With such an experience with a lousy phone with a lousy service from the service centre, I have promised myself that I will never buy another Sony Ericsson phone. Well, some might said that since Xperia X1 was built by HTC for Sony Ericsson, that means the design flaw might be HTC’s fault, but I have friends who have HTC Touch Pro and the newer HTC Touch Pro 2, and they are happy users of the phones. My friend Arga suggested me to upgrade to the upcoming Xperia X2 phone which will be released this month, or even the future Android-based Xperia X3, but how can I ensure that similar design flaw will not apply to the newer phones as well?
Photo: HTC Touch Pro 2 (courtesy of gsmarena.com)
Photo: Samsung B7610 OmniaPRO (courtesy of gsmarena.com)
Photo: Sony Ericsson Xperia X2 (courtesy of gsmarena.com)
Photo: Nokia N97 (courtesy of gsmarena.com)
Yes, I intend to replace my Xperia X1 soon, if the problem still happens again after this second round of servicing. But I’m still not too sure which phone I should buy. It has to has a sliding keyboard, and it cannot be another Sony Ericsson phone. :P So, Xperia X2 is definitely out of question. I was considering Nokia N97 before my friends advised me that it’s not really a good phone, since it hangs quite frequently. I am currently considering either HTC Touch Pro 2 or the new Samsung B7610 OmniaPRO (the sliding keyboard type-one, not the Blackberry-alike OmniaPRO B7320). Do you have any other phones I should consider? :)
I was attending a friend's wedding event at An-Nahdhah Mosque, Bishan on Sunday, 11 October 2009 and when I went back, I inadvertently and carelessly left my bag, containing my HP Mini netbook, at the basement carpark, before I went into my car. It seems that I might have left the bag when I needed to put on my shoes, and I only realised it after I reached my home at Bukit Batok.
I immediately called the mosque's management after getting the number from SingTel's directory service (100). While driving back from Bukit Batok to Bishan (which seemed like forever), I had Mr. Jamal on the other line, who patiently listened to my panic voice explaining that I had left my bag in the basement carpark. I even wrongly informed him that it was a blue bag, while it is actually a purple backpack.

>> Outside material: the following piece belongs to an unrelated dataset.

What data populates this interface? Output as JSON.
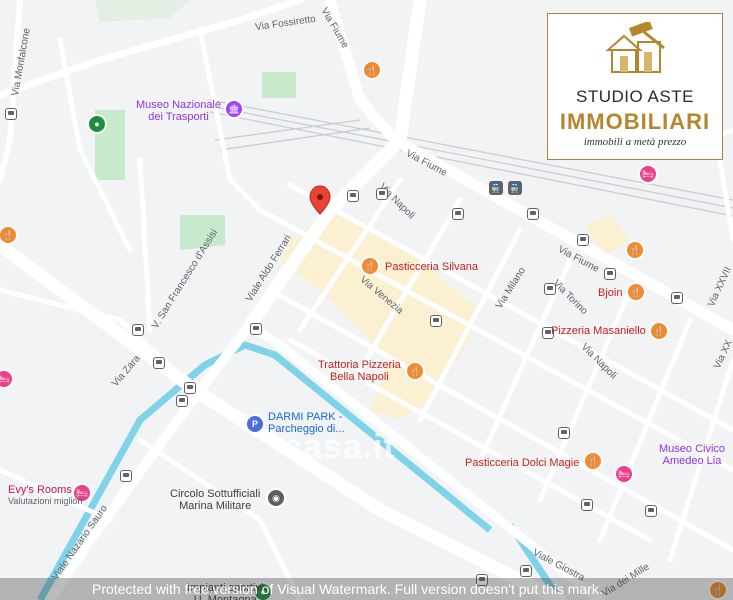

Mr. Jamal said he would check and advised me to call him back in 15 minutes.
Fifteen minutes later, I was already exiting PIE onto Lornie Road when I tried to call the mosque again, and was nervous when nobody picked up the call. I kept on calling using my handsfree but unable to reach anyone in the mosque, until I reached the mosque itself and went into the basement carpark. I was even more nervous when I couldn't find the bag at the place where I might have left it, and immediately took the lift upstairs to the first floor to go to the management office.
I met the mosque's staff at the office (I'm not too sure whether he's Mr. Jamal or another staff) and, alhamdulillah, thank God, the bag was there and he gave it to me. He mentioned that upon receiving my call, he immediately went to the basement carpark and found the bag near the carpark's lobby entrance. There were some other people around when he found the bag so he asked them whether the bag belongs to them, and they said no, so he brought the bag to the management office and kept it there. Thank God!
I also met some of my friends from the wedding event there, and shared my experience with them. Because of that, I didn't manage to thank the mosque staff properly. Thank you, Mr. Jamal and An-Nahdhah mosque's staff, for helping me to locate and keep the bag for me.
I just posted my 1000th update on Twitter. Most of them are not really my direct updates, though, since they are cross-posted from Kronologger.
Nothing much special to call for a celebration. It just a reaffirmation that I’m now more into micro-blogging than the actual blogging itself.
Pretty sad, indeed…